Several state governments find it difficult to find a serving IAS officer to investigate another IAS officer who is facing an inquiry. Often such officers have to set aside their departmental duties to attend to the probe. There is also the prickly question of finding an officer who is senior to the person who is facing an inquiry. But Uttar Pradesh chief minister Yogi Adityanath has found a solution that may circumvent such issues and ensure time-bound completion of such inquiries.
The UP government has now decided to form a committee of retired bureaucrats for the task. The state’s department of appointment and personnel has reportedly invited applications from retired IAS officers who would be interested in serving on the committee. A panel headed by the state chief secretary Durga Shankar Mishra, including other senior IAS officers, will recommend names of candidates suitable for the job.
Sources have informed DKB that the retired IAS officers will be assigned cases of departmental inquiries against their serving brethren, including principal secretaries, additional chief secretaries, and the chief secretary. All inquiries will have to be completed within 180 days. While Dr. Devesh Chaturvedi, additional chief secretary of the department of appointment and personnel, is confident about the plan’s efficacy, some fear that it may build more distrust among the bureaucrats. Serving officers may discover the benefits, beyond just cadre respect to actively listening to recently retired seniors. How this may warp decision-making, is an arena fraught with possibilities.
Punjab seeks ad hoc DGP
A classic feature of Indian bureaucracy is that it mirrors whatever political dispensation holds the reins of power. After the AAP victory in Punjab, several senior bureaucrats have been trying to find their feet in the new administration, or even outside it.
According to sources, the current director-general of police (DGP) V.K. Bhawra has applied for two months’ leave, which paves the way for chief minister Bhagwant Mann to appoint an acting DGP. Apparently, Mr Bhawra has requested a Central deputation and the state government has accepted his request and forwarded it to the Centre.
Mr Bhawra is yet another high-profile IPS officer who plans to move out of Punjab after the AAP government took charge. Former Punjab DGP Dinkar Gupta was recently appointed as the new director-general of the National Investigation Agency (NIA). Mr Gupta’s wife, senior IAS officer Vini Mahajan who was chief secretary in the state, is now working as Union secretary in the ministry of water resources and river development.
According to sources, there are several contenders for Mr Bhawra’s post in Punjab Police, with many punters betting on Prabodh Kumar, a 1988-batch IPS officer, who is the senior-most among IPS officers in Punjab. However, Harpreet Singh Sidhu, Gaurav Yadav and S.S. Chauhan are also being seen as frontrunners for the position of acting DGP. Is there a dark horse among the contenders? We’ll wait and see.

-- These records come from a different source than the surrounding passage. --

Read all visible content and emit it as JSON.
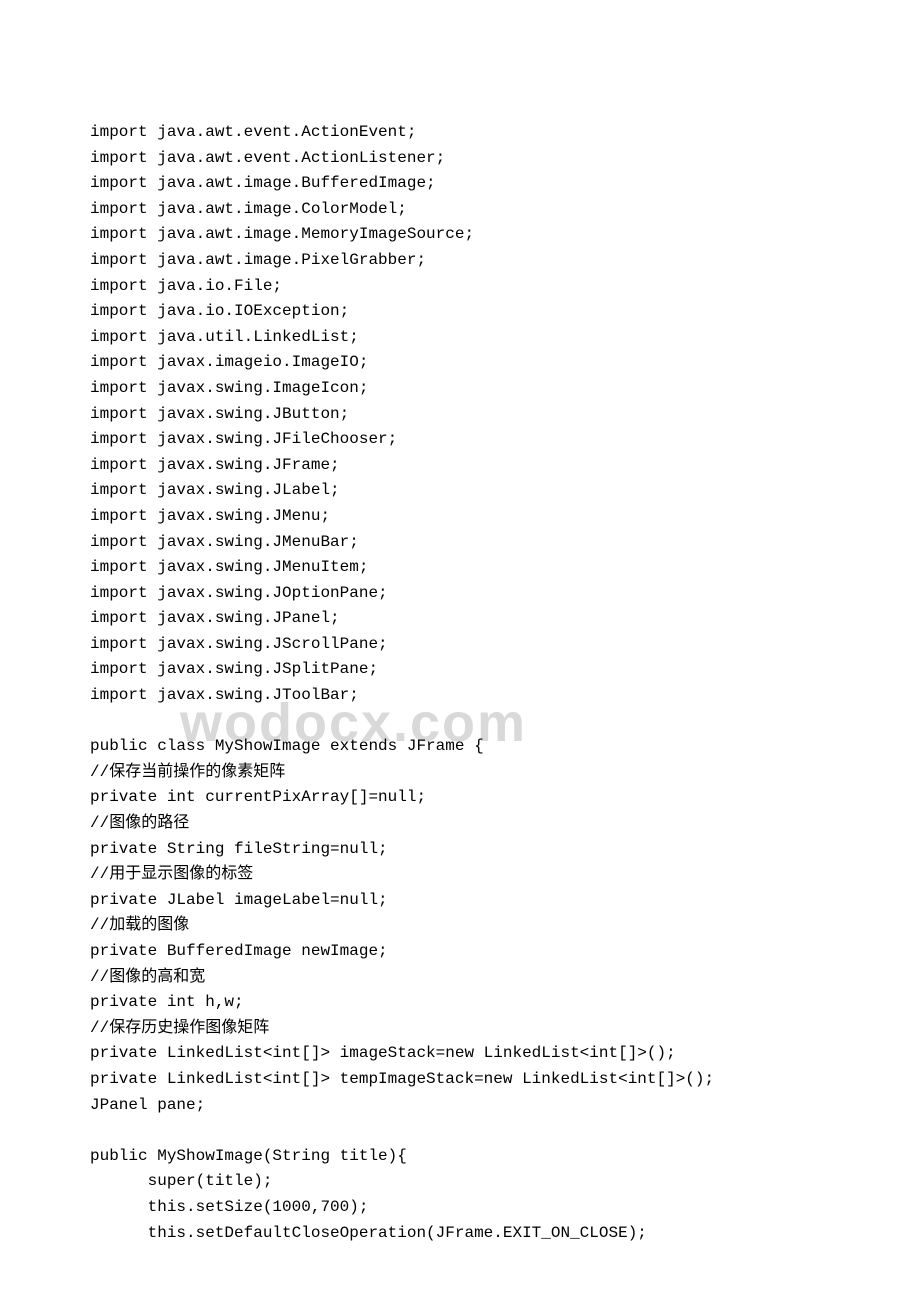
{
  "watermark": "wodocx.com",
  "code": {
    "imports": [
      "import java.awt.event.ActionEvent;",
      "import java.awt.event.ActionListener;",
      "import java.awt.image.BufferedImage;",
      "import java.awt.image.ColorModel;",
      "import java.awt.image.MemoryImageSource;",
      "import java.awt.image.PixelGrabber;",
      "import java.io.File;",
      "import java.io.IOException;",
      "import java.util.LinkedList;",
      "import javax.imageio.ImageIO;",
      "import javax.swing.ImageIcon;",
      "import javax.swing.JButton;",
      "import javax.swing.JFileChooser;",
      "import javax.swing.JFrame;",
      "import javax.swing.JLabel;",
      "import javax.swing.JMenu;",
      "import javax.swing.JMenuBar;",
      "import javax.swing.JMenuItem;",
      "import javax.swing.JOptionPane;",
      "import javax.swing.JPanel;",
      "import javax.swing.JScrollPane;",
      "import javax.swing.JSplitPane;",
      "import javax.swing.JToolBar;"
    ],
    "class_decl": "public class MyShowImage extends JFrame {",
    "fields": [
      "//保存当前操作的像素矩阵",
      "private int currentPixArray[]=null;",
      "//图像的路径",
      "private String fileString=null;",
      "//用于显示图像的标签",
      "private JLabel imageLabel=null;",
      "//加载的图像",
      "private BufferedImage newImage;",
      "//图像的高和宽",
      "private int h,w;",
      "//保存历史操作图像矩阵",
      "private LinkedList<int[]> imageStack=new LinkedList<int[]>();",
      "private LinkedList<int[]> tempImageStack=new LinkedList<int[]>();",
      "JPanel pane;"
    ],
    "constructor": [
      "public MyShowImage(String title){",
      "      super(title);",
      "      this.setSize(1000,700);",
      "      this.setDefaultCloseOperation(JFrame.EXIT_ON_CLOSE);"
    ]
  }
}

Haryana’s babu crisis deepens
Haryana is facing a shortage of IAS officers in the state. The crisis is certainly severe enough for chief minister Manohar Lal Khattar to raise the issue with Prime Minister Narendra Modi. At the same time, Mr Khattar is reportedly exploring the option of granting an extension to all IAS officers who are due to retire this year.
The hitch, sources have informed DKB, is that the state government can only give a three-month extension; for a longer period, it needs the Centre’s nod.
Sources say that 11 IAS officers in Haryana are scheduled to retire this year, which will create many vacancies at the top. Since the number of officers in subsequent batches is not sufficient, the government is rightly concerned that it will face a dearth of senior officers. Apparently, there is a precedent of officials continuing to hold office after retirement at the Centre, and Mr Khattar is hoping to get the PMO’s nod to replicate the same in Haryana to tide over the crisis.
Presently, due to the scarcity, most senior IAS officers are handling two or even three departments. If the 11 IAS officers are allowed to retire by the year-end, the remaining officers will be forced to handle five to eight departments. Clearly, that’s not viable. So, the state government has now pinned its hopes on the Centre allowing it to retain the services of the retiring officers to keep the wheels of administration moving....